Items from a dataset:
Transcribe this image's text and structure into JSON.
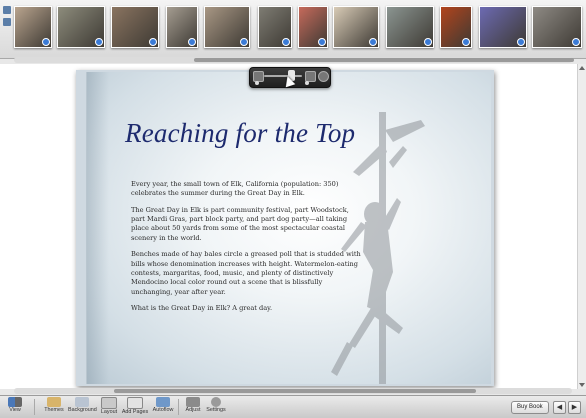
{
  "filmstrip": {
    "photos": [
      {
        "name": "group-snapshot",
        "color": "#b9a48e"
      },
      {
        "name": "outdoor-group",
        "color": "#8d8c7c"
      },
      {
        "name": "kids-pony",
        "color": "#8a7460"
      },
      {
        "name": "dog",
        "color": "#a59d91"
      },
      {
        "name": "cowboy-hat-man",
        "color": "#a89784"
      },
      {
        "name": "man-standing",
        "color": "#7e7c73"
      },
      {
        "name": "girl-watermelon",
        "color": "#c66a5b"
      },
      {
        "name": "plate-of-food",
        "color": "#d8cbb6"
      },
      {
        "name": "coastline",
        "color": "#8b9591"
      },
      {
        "name": "poppies",
        "color": "#b2441c"
      },
      {
        "name": "purple-flowers",
        "color": "#6c6ab2"
      },
      {
        "name": "peace-sign",
        "color": "#8e8a84"
      }
    ]
  },
  "page": {
    "title": "Reaching for the Top",
    "paragraphs": [
      "Every year, the small town of Elk, California (population: 350) celebrates the summer during the Great Day in Elk.",
      "The Great Day in Elk is part community festival, part Woodstock, part Mardi Gras, part block party, and part dog party—all taking place about 50 yards from some of the most spectacular coastal scenery in the world.",
      "Benches made of hay bales circle a greased poll that is studded with bills whose denomination increases with height. Watermelon-eating contests, margaritas, food, music, and plenty of distinctively Mendocino local color round out a scene that is blissfully unchanging, year after year.",
      "What is the Great Day in Elk? A great day."
    ]
  },
  "toolbar": {
    "view": "View",
    "themes": "Themes",
    "background": "Background",
    "layout": "Layout",
    "add_pages": "Add Pages",
    "autoflow": "Autoflow",
    "adjust": "Adjust",
    "settings": "Settings",
    "buy_book": "Buy Book",
    "prev": "◀",
    "next": "▶"
  },
  "colors": {
    "title": "#1d2a6e",
    "accent": "#3b7bd6"
  }
}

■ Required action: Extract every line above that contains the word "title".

■ Solution:
    "title": "Reaching for the Top",
    "title": "#1d2a6e",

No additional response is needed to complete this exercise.